As for Rey, this book finds him in muscle-for-hire mode, no longer doing investigative work. An opportunity to find a meat tycoon’s daughter changes all that, and his demons come out to play. I love writing the PI stories and I love writing what I call the ‘rampage’ stories. This story combines both elements, but definitely feels more like a rampage story.

In terms of style and content (and the disjointed writing process), it resembles Skull Meat more than any other story of mine. See what you think!

Synopsis:

A wrongfully discharged mental patient with an axe to grind.

An elderly mob matriarch with a scorched earth revenge policy.

An ageing meat tycoon with a trophy wife and a missing daughter.

And a disgraced private investigator with blood on his hands.

Everyone’s a victimiser and everyone’s a victim. Dead meat is the best they can aspire to. Welcome to the SLOP SHOP.

SLOP SHOP is the nerve-shredding new thriller from the author of SKULL MEAT, SNUFF RACKET, SPINE FARM, SIN CLINIC and SLUG BAIT.

Buy on Amazon UK

Buy on Amazon US

Ten Pints of Blood: Trailer

To give people a taste of what to expect from my new book, Ten Pints of Blood, I’ve cobbled together a trailer!

You can watch it via YouTube:

Here’s me raising a glass to celebrate the book’s arrival!

And a ‘shelfie’, with my books filed alphabetically between Lansdale and Leonard!

Ten Pints of Blood: Out Now

“I’m not a skilled investigator. Far from it. My methods are questionable and my morals are murkier than gutter water, but I somehow manage to scrape a living. If ten years of mostly bitter experience has taught me anything, it is that finding the living is far easier than finding the dead.
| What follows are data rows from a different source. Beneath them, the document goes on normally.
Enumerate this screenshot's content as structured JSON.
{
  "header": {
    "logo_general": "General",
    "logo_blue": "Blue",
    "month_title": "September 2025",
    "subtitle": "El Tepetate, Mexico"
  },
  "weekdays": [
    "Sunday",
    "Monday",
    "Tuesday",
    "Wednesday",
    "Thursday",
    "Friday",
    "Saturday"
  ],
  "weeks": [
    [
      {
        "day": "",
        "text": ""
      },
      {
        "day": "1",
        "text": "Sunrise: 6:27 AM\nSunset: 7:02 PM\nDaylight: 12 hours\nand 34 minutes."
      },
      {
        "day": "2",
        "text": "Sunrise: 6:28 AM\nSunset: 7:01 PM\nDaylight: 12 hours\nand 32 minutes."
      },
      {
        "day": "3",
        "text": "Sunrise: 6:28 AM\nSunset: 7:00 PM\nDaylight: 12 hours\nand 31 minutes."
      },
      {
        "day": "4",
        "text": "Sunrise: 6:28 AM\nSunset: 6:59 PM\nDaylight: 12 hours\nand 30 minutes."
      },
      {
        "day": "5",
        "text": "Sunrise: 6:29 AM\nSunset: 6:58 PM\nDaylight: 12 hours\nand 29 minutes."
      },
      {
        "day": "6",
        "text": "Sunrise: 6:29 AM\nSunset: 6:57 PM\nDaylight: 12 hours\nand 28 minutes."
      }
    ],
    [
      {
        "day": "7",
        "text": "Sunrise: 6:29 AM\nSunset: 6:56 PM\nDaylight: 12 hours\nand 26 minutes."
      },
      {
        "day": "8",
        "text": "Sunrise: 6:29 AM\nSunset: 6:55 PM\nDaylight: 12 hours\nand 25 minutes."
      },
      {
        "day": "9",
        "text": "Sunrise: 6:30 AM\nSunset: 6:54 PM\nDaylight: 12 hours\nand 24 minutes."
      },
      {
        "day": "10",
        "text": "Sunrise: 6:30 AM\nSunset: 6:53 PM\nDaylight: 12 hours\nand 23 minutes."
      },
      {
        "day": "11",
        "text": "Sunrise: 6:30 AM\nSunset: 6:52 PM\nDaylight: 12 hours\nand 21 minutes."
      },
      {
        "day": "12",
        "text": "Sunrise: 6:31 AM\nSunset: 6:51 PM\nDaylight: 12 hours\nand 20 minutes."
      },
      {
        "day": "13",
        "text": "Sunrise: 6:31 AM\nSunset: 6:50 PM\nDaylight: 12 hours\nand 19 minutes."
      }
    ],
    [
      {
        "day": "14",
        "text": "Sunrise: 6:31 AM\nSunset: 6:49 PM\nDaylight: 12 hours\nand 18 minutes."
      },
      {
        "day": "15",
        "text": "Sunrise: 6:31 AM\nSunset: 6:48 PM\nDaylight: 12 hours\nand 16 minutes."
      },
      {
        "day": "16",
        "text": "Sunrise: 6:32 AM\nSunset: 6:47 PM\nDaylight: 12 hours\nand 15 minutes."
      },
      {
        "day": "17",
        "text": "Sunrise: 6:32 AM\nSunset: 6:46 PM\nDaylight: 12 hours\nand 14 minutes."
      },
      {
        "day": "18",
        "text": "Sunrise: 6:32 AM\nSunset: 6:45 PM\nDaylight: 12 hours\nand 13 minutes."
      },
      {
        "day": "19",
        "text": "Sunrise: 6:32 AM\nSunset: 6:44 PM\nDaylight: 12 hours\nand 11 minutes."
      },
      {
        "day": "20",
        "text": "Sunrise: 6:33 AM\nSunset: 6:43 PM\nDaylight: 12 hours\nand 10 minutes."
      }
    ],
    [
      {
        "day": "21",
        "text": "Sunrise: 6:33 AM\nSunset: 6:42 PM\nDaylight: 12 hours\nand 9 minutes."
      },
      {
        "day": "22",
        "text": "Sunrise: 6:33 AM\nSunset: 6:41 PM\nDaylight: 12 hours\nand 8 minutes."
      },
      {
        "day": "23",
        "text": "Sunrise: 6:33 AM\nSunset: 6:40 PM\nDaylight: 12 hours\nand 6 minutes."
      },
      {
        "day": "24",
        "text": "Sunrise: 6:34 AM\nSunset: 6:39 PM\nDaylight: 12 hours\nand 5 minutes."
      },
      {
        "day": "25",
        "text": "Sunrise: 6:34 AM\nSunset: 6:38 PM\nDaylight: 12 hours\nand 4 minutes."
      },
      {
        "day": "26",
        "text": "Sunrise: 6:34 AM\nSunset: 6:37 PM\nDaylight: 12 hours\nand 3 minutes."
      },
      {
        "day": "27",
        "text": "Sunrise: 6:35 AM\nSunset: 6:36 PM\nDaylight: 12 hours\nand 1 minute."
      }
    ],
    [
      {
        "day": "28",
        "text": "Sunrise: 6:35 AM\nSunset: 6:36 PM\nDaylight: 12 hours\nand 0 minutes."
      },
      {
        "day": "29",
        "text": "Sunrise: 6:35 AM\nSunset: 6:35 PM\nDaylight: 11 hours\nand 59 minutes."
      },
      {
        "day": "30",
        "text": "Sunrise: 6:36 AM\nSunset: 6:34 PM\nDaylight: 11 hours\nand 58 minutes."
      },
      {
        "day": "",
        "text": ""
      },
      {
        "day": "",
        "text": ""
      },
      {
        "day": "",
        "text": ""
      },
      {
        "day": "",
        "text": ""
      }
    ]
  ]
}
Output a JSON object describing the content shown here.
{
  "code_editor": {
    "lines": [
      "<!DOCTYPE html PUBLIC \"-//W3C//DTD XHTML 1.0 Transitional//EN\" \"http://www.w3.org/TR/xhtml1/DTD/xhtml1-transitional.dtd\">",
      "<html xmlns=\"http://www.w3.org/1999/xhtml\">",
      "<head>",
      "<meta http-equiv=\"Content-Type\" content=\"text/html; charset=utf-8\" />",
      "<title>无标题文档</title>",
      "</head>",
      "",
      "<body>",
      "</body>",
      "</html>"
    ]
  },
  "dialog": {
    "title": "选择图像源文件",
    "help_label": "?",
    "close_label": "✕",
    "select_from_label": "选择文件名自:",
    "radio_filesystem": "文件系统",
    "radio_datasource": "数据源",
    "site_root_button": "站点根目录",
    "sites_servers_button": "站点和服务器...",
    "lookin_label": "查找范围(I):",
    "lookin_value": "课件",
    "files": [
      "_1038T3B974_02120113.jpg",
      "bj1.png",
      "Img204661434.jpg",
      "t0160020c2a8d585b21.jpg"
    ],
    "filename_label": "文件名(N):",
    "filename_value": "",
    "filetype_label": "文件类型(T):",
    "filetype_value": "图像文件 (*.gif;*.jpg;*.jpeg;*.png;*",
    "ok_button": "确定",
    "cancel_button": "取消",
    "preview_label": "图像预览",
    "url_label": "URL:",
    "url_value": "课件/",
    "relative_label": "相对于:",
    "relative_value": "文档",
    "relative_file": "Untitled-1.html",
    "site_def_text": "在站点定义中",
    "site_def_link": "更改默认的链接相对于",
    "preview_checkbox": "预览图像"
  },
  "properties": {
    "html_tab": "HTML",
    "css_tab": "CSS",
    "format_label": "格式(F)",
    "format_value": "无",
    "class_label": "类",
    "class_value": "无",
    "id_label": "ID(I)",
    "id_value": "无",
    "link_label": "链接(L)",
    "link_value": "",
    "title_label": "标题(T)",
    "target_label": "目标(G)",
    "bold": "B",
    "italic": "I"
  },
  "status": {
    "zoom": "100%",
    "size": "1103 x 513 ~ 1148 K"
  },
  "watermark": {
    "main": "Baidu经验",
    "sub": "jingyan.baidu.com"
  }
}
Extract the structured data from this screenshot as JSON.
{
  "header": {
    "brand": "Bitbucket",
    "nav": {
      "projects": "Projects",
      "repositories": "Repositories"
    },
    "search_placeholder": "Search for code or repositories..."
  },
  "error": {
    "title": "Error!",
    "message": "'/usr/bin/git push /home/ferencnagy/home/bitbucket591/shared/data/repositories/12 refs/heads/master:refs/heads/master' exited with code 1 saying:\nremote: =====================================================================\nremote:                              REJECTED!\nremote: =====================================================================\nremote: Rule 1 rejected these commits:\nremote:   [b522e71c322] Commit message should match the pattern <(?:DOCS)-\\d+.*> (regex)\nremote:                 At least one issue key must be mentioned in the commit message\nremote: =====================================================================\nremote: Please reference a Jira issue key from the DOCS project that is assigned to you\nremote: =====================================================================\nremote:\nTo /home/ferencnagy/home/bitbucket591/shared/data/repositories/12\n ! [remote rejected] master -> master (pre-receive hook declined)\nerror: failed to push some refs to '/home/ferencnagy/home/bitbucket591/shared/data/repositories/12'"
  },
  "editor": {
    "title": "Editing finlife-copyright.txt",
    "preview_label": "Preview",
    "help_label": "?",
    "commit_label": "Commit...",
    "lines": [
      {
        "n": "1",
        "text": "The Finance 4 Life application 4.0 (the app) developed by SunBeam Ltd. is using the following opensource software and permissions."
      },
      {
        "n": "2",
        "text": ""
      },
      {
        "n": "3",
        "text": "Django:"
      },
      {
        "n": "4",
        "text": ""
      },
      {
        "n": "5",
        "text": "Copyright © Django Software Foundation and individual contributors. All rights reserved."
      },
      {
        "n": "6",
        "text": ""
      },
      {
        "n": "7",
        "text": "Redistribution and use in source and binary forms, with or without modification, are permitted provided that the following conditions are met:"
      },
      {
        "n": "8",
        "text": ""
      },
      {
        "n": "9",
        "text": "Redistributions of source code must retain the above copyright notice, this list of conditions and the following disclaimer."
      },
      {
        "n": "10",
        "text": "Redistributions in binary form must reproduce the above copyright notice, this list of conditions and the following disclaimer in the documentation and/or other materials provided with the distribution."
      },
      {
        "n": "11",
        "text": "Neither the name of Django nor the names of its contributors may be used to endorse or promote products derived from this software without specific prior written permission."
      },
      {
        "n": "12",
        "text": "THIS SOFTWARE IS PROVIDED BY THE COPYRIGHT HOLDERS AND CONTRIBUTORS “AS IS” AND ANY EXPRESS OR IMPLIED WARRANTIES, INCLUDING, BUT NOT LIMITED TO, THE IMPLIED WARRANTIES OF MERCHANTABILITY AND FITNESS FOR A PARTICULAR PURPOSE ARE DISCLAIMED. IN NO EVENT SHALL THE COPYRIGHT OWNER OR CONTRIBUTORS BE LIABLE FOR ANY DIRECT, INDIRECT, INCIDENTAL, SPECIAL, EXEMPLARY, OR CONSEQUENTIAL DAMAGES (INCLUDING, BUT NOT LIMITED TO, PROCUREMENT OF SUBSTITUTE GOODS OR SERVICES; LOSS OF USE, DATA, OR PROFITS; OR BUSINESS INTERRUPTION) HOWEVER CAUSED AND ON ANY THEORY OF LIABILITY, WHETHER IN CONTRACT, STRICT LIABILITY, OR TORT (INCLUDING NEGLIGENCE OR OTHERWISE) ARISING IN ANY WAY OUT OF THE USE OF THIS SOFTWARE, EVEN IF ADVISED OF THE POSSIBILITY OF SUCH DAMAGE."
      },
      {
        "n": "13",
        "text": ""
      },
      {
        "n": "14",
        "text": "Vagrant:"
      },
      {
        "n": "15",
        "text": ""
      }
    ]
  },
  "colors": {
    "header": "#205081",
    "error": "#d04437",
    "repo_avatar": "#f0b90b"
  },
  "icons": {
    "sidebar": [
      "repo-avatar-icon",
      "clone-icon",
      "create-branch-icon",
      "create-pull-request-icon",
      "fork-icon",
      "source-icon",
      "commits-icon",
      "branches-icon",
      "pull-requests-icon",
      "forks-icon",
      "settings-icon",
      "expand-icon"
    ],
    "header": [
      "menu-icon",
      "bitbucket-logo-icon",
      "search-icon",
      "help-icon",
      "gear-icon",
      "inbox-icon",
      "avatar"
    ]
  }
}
No blood-streaked shovels, no cobwebbed cadavers, and only the occasional bad dream.”

New book time!

Ten Pints of Blood is out today from Close To The Bone, in paperback and e-book formats. It was a pleasure working on another book with Craig at CTTB, after Meat Bubbles & Other Stories and Boneyard Dogs. I think Ten Pints – a new set of Paignton Noir Case Files – might be my favourite one yet.

Amazon UK link

Amazon US link

Blurbs:

“Leins’ spare, striking prose confronts the horror beneath the skin of England with savage, astringent grace. These haunting tales deal compellingly with the open wounds of our world. Leins’ bloody and bruised characters drive into your skull and stay there.”

Gareth Spark, author of Marwick’s Reckoning and The Dark Earth of Albion

 “These stories kicked my ass. They are beautifully violent. Told in simple prose that is equally elegant and nasty, filled with blood and broken bones. Joe Rey is the exact kind of person I’d love to follow into the darkness that is Paignton. Tom Leins is a bad man.”

Daniel Vlasaty, author of Stay Ugly and Only Bones

 Ten Pints of Blood — a twisted novelette and nine seriously fucked up short stories — chronicles the further misadventures of unscrupulous private eye Joe Rey as he delves deep into a cesspit of sex pests, dirty coppers, serial killers and neo-Nazi toe-rags. For Rey, never likely to pass up an opportunity to inflict violence on anyone dumb enough to get in his way, it’s all in a grubby day’s work — an excuse to dust off his beloved brass knuckles and bust a few heads as he metes out his own warped brand of justice. Leins is on irresistible form here. His pared down prose will make you snort and cringe and look away, and the violence is so visceral you can almost taste the blood.”

Gary Duncan, author of You’re Not Supposed to Cry